__TASK ITEM__. Scan the listing for the word "icon", and copy out each line where it is found.

__DATA SHOWN__.
- - - - - - -
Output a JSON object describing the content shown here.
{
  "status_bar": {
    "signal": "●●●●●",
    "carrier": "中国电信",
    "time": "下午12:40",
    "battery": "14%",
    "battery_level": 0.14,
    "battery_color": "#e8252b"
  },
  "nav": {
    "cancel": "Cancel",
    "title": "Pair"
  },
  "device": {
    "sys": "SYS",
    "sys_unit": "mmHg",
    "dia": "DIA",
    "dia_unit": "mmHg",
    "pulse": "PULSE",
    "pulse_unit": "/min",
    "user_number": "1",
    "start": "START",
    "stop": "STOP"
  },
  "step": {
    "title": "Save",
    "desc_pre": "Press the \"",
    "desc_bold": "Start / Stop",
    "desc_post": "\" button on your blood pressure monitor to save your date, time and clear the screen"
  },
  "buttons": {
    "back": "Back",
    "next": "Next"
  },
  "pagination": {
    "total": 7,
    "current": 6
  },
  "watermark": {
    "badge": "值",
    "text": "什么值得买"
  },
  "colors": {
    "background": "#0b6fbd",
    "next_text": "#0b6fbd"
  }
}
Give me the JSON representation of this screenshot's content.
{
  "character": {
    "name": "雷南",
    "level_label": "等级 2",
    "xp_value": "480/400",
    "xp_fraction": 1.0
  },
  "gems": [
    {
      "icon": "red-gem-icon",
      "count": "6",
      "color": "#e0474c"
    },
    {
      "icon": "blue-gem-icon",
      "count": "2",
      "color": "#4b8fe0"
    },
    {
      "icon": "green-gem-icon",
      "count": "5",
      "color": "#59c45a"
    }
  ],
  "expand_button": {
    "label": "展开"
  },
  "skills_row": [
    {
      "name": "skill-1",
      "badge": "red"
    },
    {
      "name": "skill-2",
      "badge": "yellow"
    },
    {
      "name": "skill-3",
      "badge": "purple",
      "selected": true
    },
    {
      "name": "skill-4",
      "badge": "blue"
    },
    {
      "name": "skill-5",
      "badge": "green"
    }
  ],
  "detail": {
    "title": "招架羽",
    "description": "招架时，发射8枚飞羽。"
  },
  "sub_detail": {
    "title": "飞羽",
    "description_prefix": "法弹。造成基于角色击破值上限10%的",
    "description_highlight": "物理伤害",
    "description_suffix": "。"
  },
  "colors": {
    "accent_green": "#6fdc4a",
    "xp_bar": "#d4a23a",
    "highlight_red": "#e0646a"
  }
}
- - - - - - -
__EXERCISE OUTPUT__.
      "icon": "red-gem-icon",
      "icon": "blue-gem-icon",
      "icon": "green-gem-icon",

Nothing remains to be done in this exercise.